▸ Task brief:
Whenever the word "Prefeito" appears in a line of the listing, copy that line.

▸ Supplied data:
------
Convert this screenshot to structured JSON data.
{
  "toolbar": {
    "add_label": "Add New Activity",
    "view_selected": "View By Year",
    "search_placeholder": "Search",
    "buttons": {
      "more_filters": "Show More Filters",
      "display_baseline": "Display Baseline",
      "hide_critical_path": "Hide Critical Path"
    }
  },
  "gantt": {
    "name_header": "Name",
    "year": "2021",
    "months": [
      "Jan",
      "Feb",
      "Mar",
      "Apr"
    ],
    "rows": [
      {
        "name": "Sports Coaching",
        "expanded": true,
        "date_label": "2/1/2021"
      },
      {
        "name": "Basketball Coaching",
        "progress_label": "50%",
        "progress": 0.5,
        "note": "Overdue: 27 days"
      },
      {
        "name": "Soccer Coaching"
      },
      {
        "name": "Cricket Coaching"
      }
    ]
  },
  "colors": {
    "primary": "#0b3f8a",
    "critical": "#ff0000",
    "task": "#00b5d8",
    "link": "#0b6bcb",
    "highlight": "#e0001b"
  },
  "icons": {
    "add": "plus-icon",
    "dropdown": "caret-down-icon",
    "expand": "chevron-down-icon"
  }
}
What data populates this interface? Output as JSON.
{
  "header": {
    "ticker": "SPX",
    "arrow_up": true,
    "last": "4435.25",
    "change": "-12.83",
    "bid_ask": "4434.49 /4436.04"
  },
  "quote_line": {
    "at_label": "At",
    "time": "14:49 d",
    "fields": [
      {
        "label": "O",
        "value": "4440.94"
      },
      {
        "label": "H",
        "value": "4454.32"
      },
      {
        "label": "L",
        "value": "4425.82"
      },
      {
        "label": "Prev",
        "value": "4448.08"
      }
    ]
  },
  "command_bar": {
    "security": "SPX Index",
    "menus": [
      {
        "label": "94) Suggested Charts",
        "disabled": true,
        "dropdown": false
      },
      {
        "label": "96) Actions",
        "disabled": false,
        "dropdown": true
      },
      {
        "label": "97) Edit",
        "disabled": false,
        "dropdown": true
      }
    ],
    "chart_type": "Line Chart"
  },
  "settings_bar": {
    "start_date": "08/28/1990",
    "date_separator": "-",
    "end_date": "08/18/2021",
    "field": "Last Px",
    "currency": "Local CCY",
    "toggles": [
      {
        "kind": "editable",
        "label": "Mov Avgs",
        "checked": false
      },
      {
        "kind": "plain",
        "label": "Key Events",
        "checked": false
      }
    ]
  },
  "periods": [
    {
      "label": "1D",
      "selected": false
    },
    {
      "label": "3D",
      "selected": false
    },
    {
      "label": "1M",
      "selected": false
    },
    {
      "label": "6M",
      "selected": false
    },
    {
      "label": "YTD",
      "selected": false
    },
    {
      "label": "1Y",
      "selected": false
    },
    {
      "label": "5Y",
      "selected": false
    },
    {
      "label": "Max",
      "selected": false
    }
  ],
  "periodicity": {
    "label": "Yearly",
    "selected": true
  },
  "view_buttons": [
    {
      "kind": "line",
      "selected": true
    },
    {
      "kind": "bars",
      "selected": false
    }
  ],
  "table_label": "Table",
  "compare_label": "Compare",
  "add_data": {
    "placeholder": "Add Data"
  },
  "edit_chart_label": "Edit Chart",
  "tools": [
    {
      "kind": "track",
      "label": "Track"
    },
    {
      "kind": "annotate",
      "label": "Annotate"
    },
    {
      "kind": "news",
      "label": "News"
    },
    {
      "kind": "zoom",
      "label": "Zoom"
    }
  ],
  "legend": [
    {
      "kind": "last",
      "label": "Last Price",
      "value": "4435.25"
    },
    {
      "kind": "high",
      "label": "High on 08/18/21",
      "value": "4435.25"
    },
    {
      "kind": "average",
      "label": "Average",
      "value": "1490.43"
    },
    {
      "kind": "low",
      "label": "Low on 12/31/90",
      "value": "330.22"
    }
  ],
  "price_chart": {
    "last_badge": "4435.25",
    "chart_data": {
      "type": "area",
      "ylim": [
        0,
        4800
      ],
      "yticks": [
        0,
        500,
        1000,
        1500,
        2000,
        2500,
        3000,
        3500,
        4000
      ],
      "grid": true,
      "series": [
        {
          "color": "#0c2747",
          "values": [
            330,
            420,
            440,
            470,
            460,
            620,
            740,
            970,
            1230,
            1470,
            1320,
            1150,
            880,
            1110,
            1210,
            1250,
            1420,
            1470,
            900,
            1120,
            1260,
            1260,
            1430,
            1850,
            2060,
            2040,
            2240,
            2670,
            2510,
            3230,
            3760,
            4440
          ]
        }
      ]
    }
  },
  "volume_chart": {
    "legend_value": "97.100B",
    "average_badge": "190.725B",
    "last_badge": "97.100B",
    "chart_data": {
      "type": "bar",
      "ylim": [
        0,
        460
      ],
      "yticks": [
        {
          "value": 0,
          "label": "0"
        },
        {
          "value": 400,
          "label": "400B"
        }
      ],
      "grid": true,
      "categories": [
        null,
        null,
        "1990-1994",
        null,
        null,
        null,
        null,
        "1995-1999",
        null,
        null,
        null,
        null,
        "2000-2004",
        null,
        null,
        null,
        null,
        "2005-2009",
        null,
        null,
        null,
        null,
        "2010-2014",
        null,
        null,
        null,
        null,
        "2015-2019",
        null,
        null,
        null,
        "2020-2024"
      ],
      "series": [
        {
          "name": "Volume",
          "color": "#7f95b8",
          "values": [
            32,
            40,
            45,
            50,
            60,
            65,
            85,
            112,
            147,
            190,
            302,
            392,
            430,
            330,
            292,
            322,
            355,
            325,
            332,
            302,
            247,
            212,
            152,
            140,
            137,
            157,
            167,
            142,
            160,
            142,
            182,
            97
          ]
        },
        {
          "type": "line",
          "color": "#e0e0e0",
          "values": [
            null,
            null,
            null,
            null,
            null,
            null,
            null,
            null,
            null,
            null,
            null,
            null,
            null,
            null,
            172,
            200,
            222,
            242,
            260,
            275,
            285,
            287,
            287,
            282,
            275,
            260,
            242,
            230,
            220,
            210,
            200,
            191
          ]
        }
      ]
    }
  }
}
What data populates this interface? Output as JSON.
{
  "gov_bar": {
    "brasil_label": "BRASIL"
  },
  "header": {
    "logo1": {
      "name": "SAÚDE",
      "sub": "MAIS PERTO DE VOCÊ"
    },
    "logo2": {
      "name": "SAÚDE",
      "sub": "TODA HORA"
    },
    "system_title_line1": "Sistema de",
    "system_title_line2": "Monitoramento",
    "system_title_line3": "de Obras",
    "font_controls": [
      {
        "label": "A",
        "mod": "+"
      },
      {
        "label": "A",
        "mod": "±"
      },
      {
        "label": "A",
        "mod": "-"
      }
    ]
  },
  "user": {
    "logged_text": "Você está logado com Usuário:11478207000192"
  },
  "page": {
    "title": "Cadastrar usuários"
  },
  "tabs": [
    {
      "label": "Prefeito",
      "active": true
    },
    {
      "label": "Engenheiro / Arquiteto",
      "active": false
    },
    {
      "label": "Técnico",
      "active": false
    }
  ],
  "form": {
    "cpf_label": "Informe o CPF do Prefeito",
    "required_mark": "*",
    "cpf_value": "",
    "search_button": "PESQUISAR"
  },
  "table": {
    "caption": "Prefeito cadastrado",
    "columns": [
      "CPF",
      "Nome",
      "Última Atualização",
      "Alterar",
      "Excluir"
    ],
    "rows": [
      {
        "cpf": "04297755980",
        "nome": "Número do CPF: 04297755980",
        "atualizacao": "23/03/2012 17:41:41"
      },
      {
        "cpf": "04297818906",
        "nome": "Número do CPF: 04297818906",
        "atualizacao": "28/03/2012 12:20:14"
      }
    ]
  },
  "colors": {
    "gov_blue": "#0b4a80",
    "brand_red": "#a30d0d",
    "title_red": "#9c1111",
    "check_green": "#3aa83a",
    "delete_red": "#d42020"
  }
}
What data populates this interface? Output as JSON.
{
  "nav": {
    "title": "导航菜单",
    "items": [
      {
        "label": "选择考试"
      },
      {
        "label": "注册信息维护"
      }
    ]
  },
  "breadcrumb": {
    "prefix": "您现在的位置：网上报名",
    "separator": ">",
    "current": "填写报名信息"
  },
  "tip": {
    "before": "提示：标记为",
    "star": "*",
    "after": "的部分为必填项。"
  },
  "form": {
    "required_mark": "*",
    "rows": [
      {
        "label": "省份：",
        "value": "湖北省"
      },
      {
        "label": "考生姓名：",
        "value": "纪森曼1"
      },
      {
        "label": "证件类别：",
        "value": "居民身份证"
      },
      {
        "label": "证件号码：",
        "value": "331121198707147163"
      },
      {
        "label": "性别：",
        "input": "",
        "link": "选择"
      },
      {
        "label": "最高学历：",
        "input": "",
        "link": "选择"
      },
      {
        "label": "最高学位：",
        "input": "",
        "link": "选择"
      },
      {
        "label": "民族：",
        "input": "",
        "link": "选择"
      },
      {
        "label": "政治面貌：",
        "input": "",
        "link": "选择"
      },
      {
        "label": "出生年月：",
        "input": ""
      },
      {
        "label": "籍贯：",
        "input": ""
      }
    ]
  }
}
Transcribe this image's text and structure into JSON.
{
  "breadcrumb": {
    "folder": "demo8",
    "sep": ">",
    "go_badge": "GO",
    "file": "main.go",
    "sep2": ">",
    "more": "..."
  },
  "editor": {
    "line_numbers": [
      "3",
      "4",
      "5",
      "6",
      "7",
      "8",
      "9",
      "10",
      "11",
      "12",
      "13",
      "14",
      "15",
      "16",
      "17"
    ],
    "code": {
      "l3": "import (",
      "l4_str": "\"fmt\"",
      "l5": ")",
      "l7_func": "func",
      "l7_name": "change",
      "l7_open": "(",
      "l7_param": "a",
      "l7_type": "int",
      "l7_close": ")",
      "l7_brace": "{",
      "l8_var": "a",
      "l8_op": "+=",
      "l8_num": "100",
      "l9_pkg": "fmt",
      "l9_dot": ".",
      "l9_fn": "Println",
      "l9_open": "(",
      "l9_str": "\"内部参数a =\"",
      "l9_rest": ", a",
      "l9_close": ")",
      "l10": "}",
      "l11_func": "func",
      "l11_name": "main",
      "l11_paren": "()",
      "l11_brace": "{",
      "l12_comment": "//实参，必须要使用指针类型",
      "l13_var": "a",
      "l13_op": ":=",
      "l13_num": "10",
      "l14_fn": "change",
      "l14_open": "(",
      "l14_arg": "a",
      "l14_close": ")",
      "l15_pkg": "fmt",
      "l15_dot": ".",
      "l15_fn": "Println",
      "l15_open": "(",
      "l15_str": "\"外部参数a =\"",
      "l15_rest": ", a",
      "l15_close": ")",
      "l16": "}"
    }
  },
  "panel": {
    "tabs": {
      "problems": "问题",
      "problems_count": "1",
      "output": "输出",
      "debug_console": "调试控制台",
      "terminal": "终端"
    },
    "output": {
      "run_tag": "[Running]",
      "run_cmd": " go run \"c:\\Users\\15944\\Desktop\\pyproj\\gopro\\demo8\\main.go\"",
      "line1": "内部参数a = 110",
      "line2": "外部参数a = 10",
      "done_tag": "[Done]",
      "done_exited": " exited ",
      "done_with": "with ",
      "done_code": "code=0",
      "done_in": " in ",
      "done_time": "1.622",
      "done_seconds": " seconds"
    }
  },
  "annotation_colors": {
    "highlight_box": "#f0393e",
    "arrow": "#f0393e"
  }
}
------
▸ The answer:
      "label": "Prefeito",
    "cpf_label": "Informe o CPF do Prefeito",
    "caption": "Prefeito cadastrado",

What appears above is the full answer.